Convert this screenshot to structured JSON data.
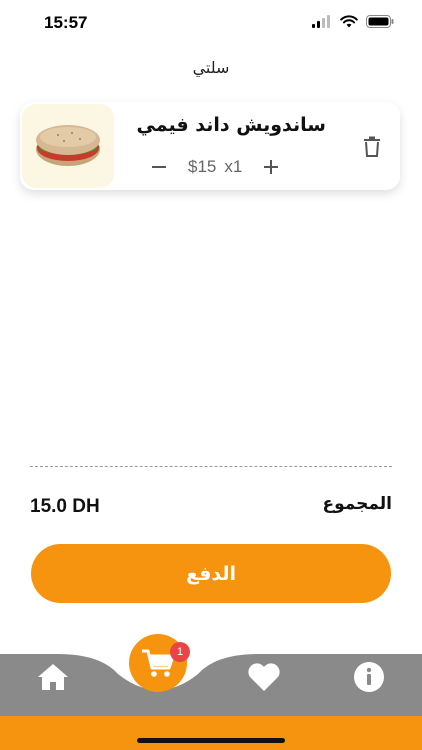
{
  "status_bar": {
    "time": "15:57"
  },
  "header": {
    "title": "سلتي"
  },
  "cart": {
    "items": [
      {
        "name": "ساندويش داند فيمي",
        "price": "$15",
        "quantity": "x1",
        "minus_icon": "minus-icon",
        "plus_icon": "plus-icon",
        "delete_icon": "trash-icon"
      }
    ]
  },
  "summary": {
    "total_label": "المجموع",
    "total_value": "15.0 DH"
  },
  "checkout": {
    "pay_label": "الدفع"
  },
  "bottom_nav": {
    "cart_badge": "1",
    "items": [
      "home-icon",
      "cart-icon",
      "heart-icon",
      "info-icon"
    ]
  },
  "colors": {
    "accent": "#f7940f",
    "nav_background": "#8a8a8a",
    "nav_strip": "#f7940f",
    "badge": "#e94545",
    "thumb_background": "#fbf7e2"
  }
}
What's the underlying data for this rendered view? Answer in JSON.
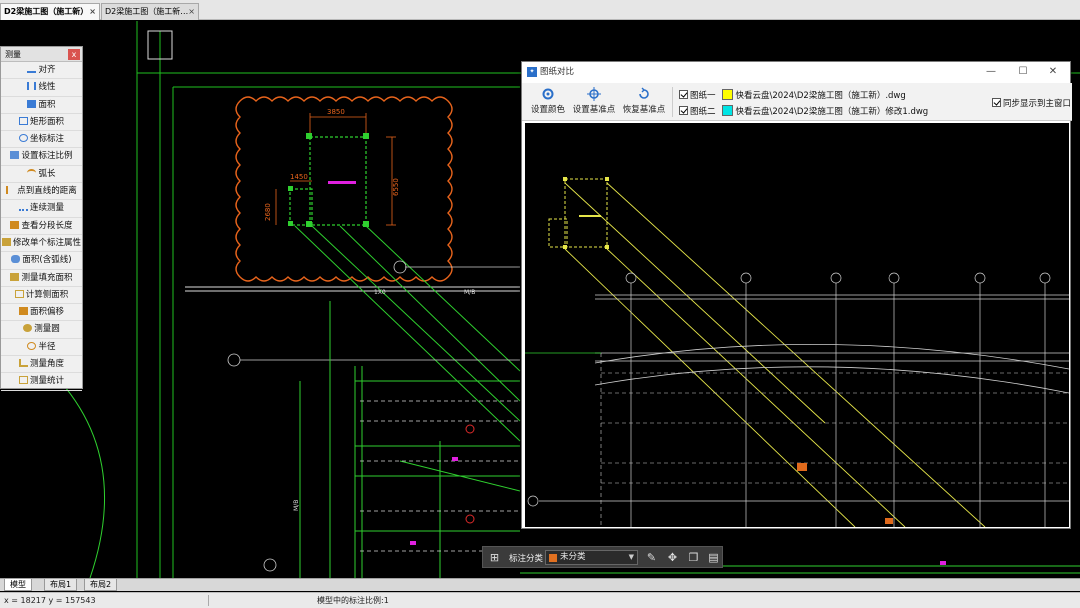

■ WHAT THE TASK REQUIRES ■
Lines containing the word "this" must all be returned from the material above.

■ RESPONSE ■
Convert this screenshot to structured JSON data.
What's the underlying data for this rendered view? Answer in JSON.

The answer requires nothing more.